(TASK INPUT Opens)

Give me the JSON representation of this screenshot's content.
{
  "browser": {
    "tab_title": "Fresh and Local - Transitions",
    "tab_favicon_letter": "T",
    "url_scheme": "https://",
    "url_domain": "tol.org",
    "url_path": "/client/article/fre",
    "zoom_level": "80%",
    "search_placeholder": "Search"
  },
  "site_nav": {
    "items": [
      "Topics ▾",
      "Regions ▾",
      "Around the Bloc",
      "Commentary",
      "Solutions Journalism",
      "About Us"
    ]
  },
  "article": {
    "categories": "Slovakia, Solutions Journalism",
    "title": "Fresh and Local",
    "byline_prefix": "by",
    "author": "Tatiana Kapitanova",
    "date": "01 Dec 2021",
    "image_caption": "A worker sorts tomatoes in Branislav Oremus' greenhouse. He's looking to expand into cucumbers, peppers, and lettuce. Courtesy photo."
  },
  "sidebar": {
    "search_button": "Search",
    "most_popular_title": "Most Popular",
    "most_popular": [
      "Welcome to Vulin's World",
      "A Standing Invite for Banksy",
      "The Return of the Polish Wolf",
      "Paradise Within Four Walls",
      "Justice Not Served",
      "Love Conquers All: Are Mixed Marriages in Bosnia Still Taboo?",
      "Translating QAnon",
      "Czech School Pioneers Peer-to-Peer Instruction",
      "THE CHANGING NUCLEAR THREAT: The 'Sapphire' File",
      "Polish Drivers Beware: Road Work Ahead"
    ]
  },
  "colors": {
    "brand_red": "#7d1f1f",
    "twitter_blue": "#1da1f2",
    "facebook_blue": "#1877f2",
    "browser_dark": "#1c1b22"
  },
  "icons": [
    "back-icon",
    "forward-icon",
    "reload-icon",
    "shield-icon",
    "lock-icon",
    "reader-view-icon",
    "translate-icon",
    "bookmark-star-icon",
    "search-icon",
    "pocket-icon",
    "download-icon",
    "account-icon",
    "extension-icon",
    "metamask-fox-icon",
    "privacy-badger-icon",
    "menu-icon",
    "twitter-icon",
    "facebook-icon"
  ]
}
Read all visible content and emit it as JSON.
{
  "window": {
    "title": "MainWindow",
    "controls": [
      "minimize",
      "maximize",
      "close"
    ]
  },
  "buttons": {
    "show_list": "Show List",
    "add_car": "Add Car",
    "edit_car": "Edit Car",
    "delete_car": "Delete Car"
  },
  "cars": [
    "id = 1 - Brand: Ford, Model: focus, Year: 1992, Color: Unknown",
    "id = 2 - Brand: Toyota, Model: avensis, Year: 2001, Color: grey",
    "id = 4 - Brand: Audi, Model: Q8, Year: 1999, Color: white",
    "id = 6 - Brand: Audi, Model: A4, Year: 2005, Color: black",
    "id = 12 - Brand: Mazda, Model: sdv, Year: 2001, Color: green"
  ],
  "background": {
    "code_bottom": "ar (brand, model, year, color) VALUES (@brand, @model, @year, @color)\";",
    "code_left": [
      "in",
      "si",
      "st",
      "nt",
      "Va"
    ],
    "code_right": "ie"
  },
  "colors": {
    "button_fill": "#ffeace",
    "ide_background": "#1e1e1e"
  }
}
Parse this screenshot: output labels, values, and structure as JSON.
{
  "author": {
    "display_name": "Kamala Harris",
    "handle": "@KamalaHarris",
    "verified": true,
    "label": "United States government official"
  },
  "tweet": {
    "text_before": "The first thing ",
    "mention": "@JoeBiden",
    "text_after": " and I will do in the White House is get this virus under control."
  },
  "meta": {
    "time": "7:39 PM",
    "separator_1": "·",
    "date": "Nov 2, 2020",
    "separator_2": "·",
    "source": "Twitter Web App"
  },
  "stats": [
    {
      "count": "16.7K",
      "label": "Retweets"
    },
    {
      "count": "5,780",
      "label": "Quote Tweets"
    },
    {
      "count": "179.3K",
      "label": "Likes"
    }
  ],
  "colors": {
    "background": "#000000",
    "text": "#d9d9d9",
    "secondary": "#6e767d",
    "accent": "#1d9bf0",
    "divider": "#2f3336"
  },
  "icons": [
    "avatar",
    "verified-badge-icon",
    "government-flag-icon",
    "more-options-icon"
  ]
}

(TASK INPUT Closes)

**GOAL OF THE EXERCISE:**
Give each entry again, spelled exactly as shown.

**EXERCISE ANSWER:**
Give me the JSON representation of this screenshot's content.
{
  "browser": {
    "tab_title": "Fresh and Local - Transitions",
    "tab_favicon_letter": "T",
    "url_scheme": "https://",
    "url_domain": "tol.org",
    "url_path": "/client/article/fre",
    "zoom_level": "80%",
    "search_placeholder": "Search"
  },
  "site_nav": {
    "items": [
      "Topics ▾",
      "Regions ▾",
      "Around the Bloc",
      "Commentary",
      "Solutions Journalism",
      "About Us"
    ]
  },
  "article": {
    "categories": "Slovakia, Solutions Journalism",
    "title": "Fresh and Local",
    "byline_prefix": "by",
    "author": "Tatiana Kapitanova",
    "date": "01 Dec 2021",
    "image_caption": "A worker sorts tomatoes in Branislav Oremus' greenhouse. He's looking to expand into cucumbers, peppers, and lettuce. Courtesy photo."
  },
  "sidebar": {
    "search_button": "Search",
    "most_popular_title": "Most Popular",
    "most_popular": [
      "Welcome to Vulin's World",
      "A Standing Invite for Banksy",
      "The Return of the Polish Wolf",
      "Paradise Within Four Walls",
      "Justice Not Served",
      "Love Conquers All: Are Mixed Marriages in Bosnia Still Taboo?",
      "Translating QAnon",
      "Czech School Pioneers Peer-to-Peer Instruction",
      "THE CHANGING NUCLEAR THREAT: The 'Sapphire' File",
      "Polish Drivers Beware: Road Work Ahead"
    ]
  },
  "colors": {
    "brand_red": "#7d1f1f",
    "twitter_blue": "#1da1f2",
    "facebook_blue": "#1877f2",
    "browser_dark": "#1c1b22"
  },
  "icons": [
    "back-icon",
    "forward-icon",
    "reload-icon",
    "shield-icon",
    "lock-icon",
    "reader-view-icon",
    "translate-icon",
    "bookmark-star-icon",
    "search-icon",
    "pocket-icon",
    "download-icon",
    "account-icon",
    "extension-icon",
    "metamask-fox-icon",
    "privacy-badger-icon",
    "menu-icon",
    "twitter-icon",
    "facebook-icon"
  ]
}
Read all visible content and emit it as JSON.
{
  "window": {
    "title": "MainWindow",
    "controls": [
      "minimize",
      "maximize",
      "close"
    ]
  },
  "buttons": {
    "show_list": "Show List",
    "add_car": "Add Car",
    "edit_car": "Edit Car",
    "delete_car": "Delete Car"
  },
  "cars": [
    "id = 1 - Brand: Ford, Model: focus, Year: 1992, Color: Unknown",
    "id = 2 - Brand: Toyota, Model: avensis, Year: 2001, Color: grey",
    "id = 4 - Brand: Audi, Model: Q8, Year: 1999, Color: white",
    "id = 6 - Brand: Audi, Model: A4, Year: 2005, Color: black",
    "id = 12 - Brand: Mazda, Model: sdv, Year: 2001, Color: green"
  ],
  "background": {
    "code_bottom": "ar (brand, model, year, color) VALUES (@brand, @model, @year, @color)\";",
    "code_left": [
      "in",
      "si",
      "st",
      "nt",
      "Va"
    ],
    "code_right": "ie"
  },
  "colors": {
    "button_fill": "#ffeace",
    "ide_background": "#1e1e1e"
  }
}
Parse this screenshot: output labels, values, and structure as JSON.
{
  "author": {
    "display_name": "Kamala Harris",
    "handle": "@KamalaHarris",
    "verified": true,
    "label": "United States government official"
  },
  "tweet": {
    "text_before": "The first thing ",
    "mention": "@JoeBiden",
    "text_after": " and I will do in the White House is get this virus under control."
  },
  "meta": {
    "time": "7:39 PM",
    "separator_1": "·",
    "date": "Nov 2, 2020",
    "separator_2": "·",
    "source": "Twitter Web App"
  },
  "stats": [
    {
      "count": "16.7K",
      "label": "Retweets"
    },
    {
      "count": "5,780",
      "label": "Quote Tweets"
    },
    {
      "count": "179.3K",
      "label": "Likes"
    }
  ],
  "colors": {
    "background": "#000000",
    "text": "#d9d9d9",
    "secondary": "#6e767d",
    "accent": "#1d9bf0",
    "divider": "#2f3336"
  },
  "icons": [
    "avatar",
    "verified-badge-icon",
    "government-flag-icon",
    "more-options-icon"
  ]
}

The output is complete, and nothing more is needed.